I know this post was long and a little all over the place, so I appreciate you sticking with me. The main thing I’m trying to get across is that I am learning is that spending time alone is spending time with my own thoughts. More importantly, that my thoughts are important and they deserve to be heard. The key word here is learning, it’s something that I have to practice every day and it’s definitely not natural for me. But seriously if I’m not going to listen to and value my self and my thoughts, why would anyone else? I’m not the biggest fan of arrogant people, not like anyone is. I never ever want to come off that way, so I think that I over compensate a little bit and that has actually tarnished my confidence. I use to look at people who say they love themselves and think it was cocky or weird. Now, I realize how judgmental I was being and how important it is. I also started realizing that often times the people I looked up to for being authentic and self-confident were the ones who loved spending time with themselves. Obviously, all of these things are deep-rooted for me and I’ve lived like this for the last 26 years , so it’s definitely not going to change over a week-long trip. I’m just more aware of it now and it’s something that I’m going to keep myself accountable on. Here’s to embracing time alone, silence, and self-reflection, and most importantly self-confidence 🙂
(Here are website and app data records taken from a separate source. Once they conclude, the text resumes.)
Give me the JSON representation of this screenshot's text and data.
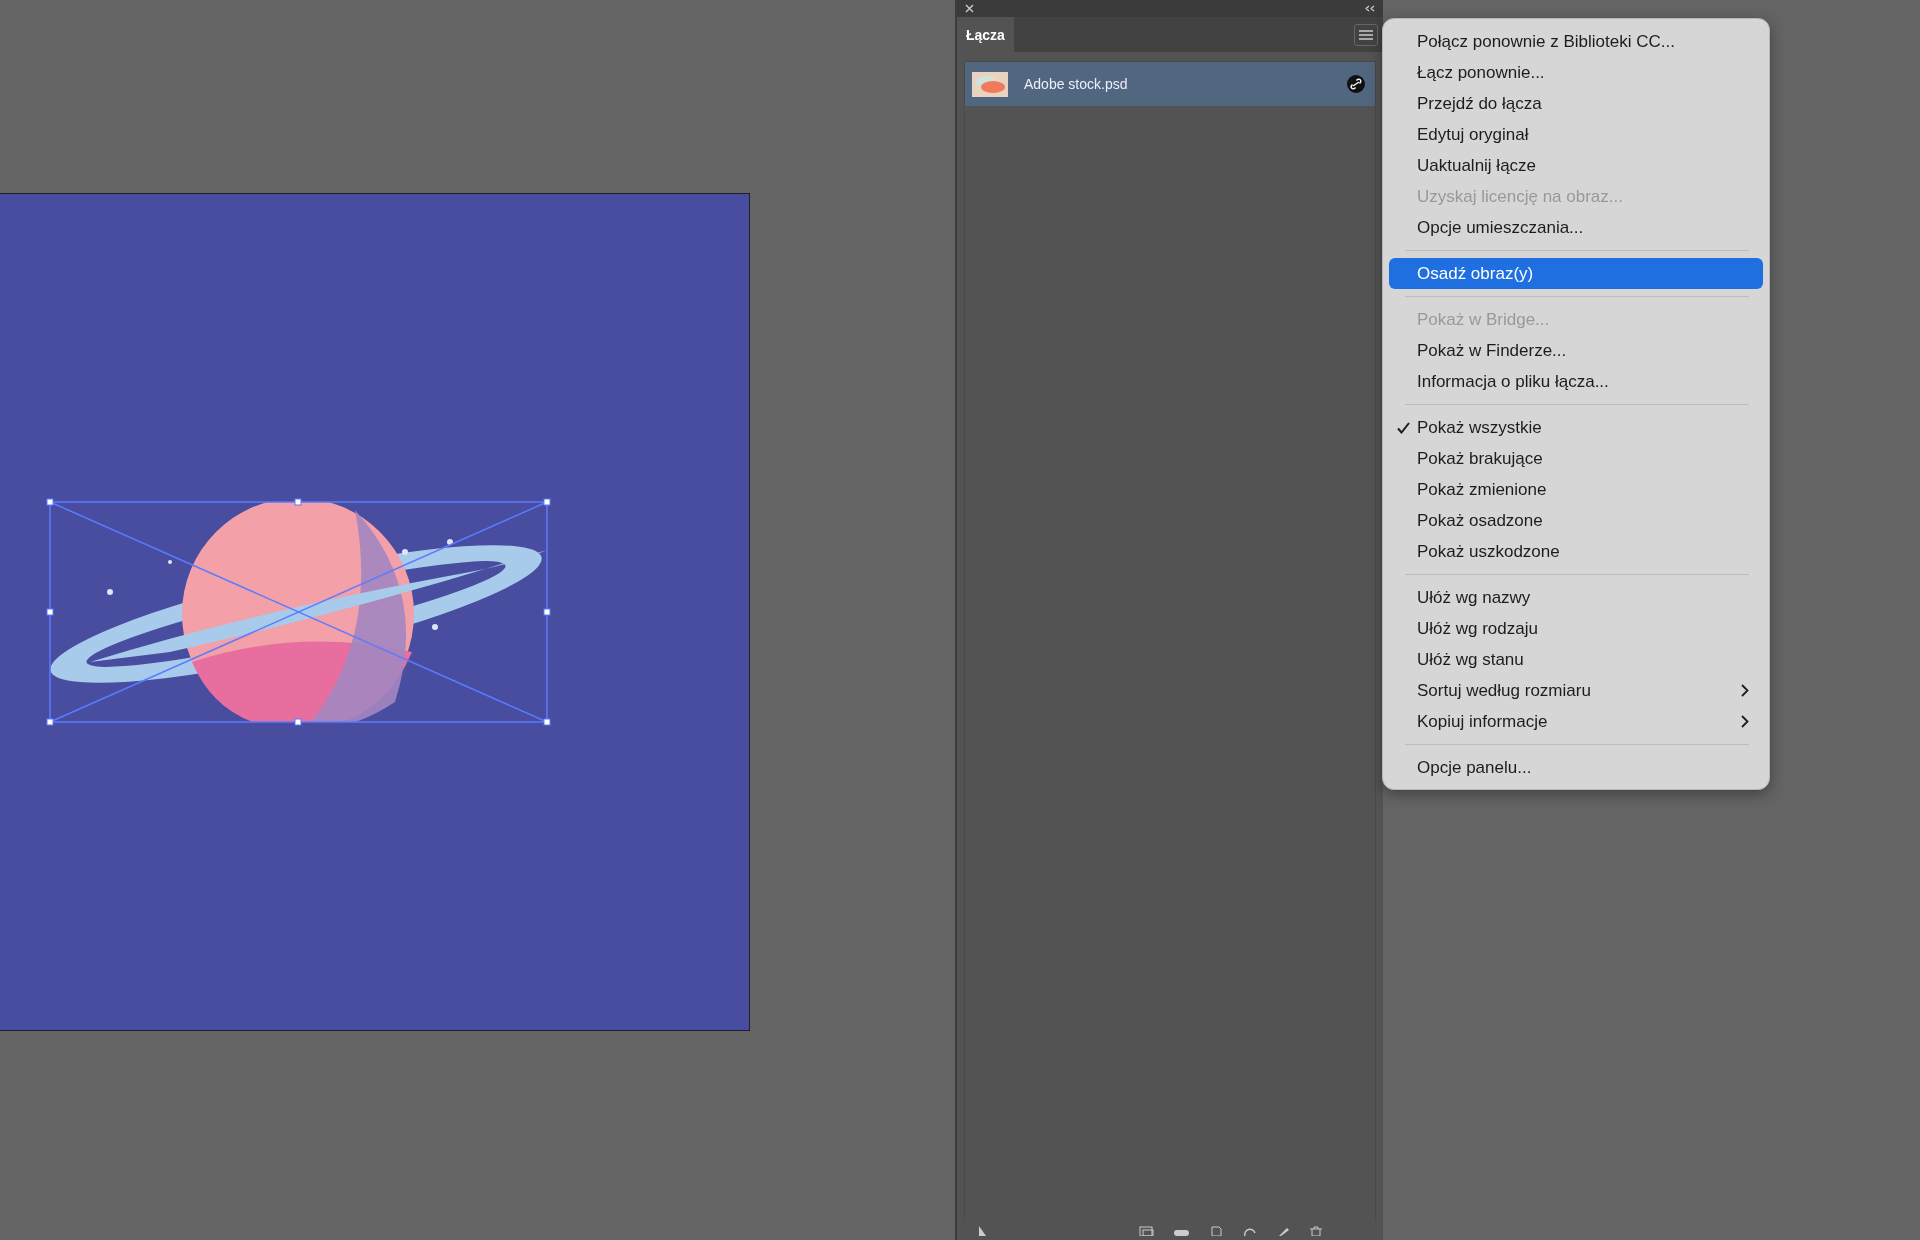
{
  "canvas": {
    "placed_image": {
      "kind": "picture",
      "selected": true
    }
  },
  "panel": {
    "tab": {
      "label": "Łącza",
      "selected": true
    },
    "links": [
      {
        "name": "Adobe stock.psd",
        "selected": true
      }
    ]
  },
  "menu": {
    "items": [
      {
        "kind": "item",
        "label": "Połącz ponownie z Biblioteki CC...",
        "disabled": false,
        "selected": false,
        "checked": false,
        "submenu": false
      },
      {
        "kind": "item",
        "label": "Łącz ponownie...",
        "disabled": false,
        "selected": false,
        "checked": false,
        "submenu": false
      },
      {
        "kind": "item",
        "label": "Przejdź do łącza",
        "disabled": false,
        "selected": false,
        "checked": false,
        "submenu": false
      },
      {
        "kind": "item",
        "label": "Edytuj oryginał",
        "disabled": false,
        "selected": false,
        "checked": false,
        "submenu": false
      },
      {
        "kind": "item",
        "label": "Uaktualnij łącze",
        "disabled": false,
        "selected": false,
        "checked": false,
        "submenu": false
      },
      {
        "kind": "item",
        "label": "Uzyskaj licencję na obraz...",
        "disabled": true,
        "selected": false,
        "checked": false,
        "submenu": false
      },
      {
        "kind": "item",
        "label": "Opcje umieszczania...",
        "disabled": false,
        "selected": false,
        "checked": false,
        "submenu": false
      },
      {
        "kind": "separator"
      },
      {
        "kind": "item",
        "label": "Osadź obraz(y)",
        "disabled": false,
        "selected": true,
        "checked": false,
        "submenu": false
      },
      {
        "kind": "separator"
      },
      {
        "kind": "item",
        "label": "Pokaż w Bridge...",
        "disabled": true,
        "selected": false,
        "checked": false,
        "submenu": false
      },
      {
        "kind": "item",
        "label": "Pokaż w Finderze...",
        "disabled": false,
        "selected": false,
        "checked": false,
        "submenu": false
      },
      {
        "kind": "item",
        "label": "Informacja o pliku łącza...",
        "disabled": false,
        "selected": false,
        "checked": false,
        "submenu": false
      },
      {
        "kind": "separator"
      },
      {
        "kind": "item",
        "label": "Pokaż wszystkie",
        "disabled": false,
        "selected": false,
        "checked": true,
        "submenu": false
      },
      {
        "kind": "item",
        "label": "Pokaż brakujące",
        "disabled": false,
        "selected": false,
        "checked": false,
        "submenu": false
      },
      {
        "kind": "item",
        "label": "Pokaż zmienione",
        "disabled": false,
        "selected": false,
        "checked": false,
        "submenu": false
      },
      {
        "kind": "item",
        "label": "Pokaż osadzone",
        "disabled": false,
        "selected": false,
        "checked": false,
        "submenu": false
      },
      {
        "kind": "item",
        "label": "Pokaż uszkodzone",
        "disabled": false,
        "selected": false,
        "checked": false,
        "submenu": false
      },
      {
        "kind": "separator"
      },
      {
        "kind": "item",
        "label": "Ułóż wg nazwy",
        "disabled": false,
        "selected": false,
        "checked": false,
        "submenu": false
      },
      {
        "kind": "item",
        "label": "Ułóż wg rodzaju",
        "disabled": false,
        "selected": false,
        "checked": false,
        "submenu": false
      },
      {
        "kind": "item",
        "label": "Ułóż wg stanu",
        "disabled": false,
        "selected": false,
        "checked": false,
        "submenu": false
      },
      {
        "kind": "item",
        "label": "Sortuj według rozmiaru",
        "disabled": false,
        "selected": false,
        "checked": false,
        "submenu": true
      },
      {
        "kind": "item",
        "label": "Kopiuj informacje",
        "disabled": false,
        "selected": false,
        "checked": false,
        "submenu": true
      },
      {
        "kind": "separator"
      },
      {
        "kind": "item",
        "label": "Opcje panelu...",
        "disabled": false,
        "selected": false,
        "checked": false,
        "submenu": false
      }
    ]
  }
}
SIDE NOTE: Like I mentioned above, I wrote the majority of this post while I was on the plane home from Portland a fe months ago, for those who know that I wasn’t there this past week. It got lost in the mix and then I got nervous that it was too old to post, but I’m learning to let go of all those nerves! Hope you enjoyed!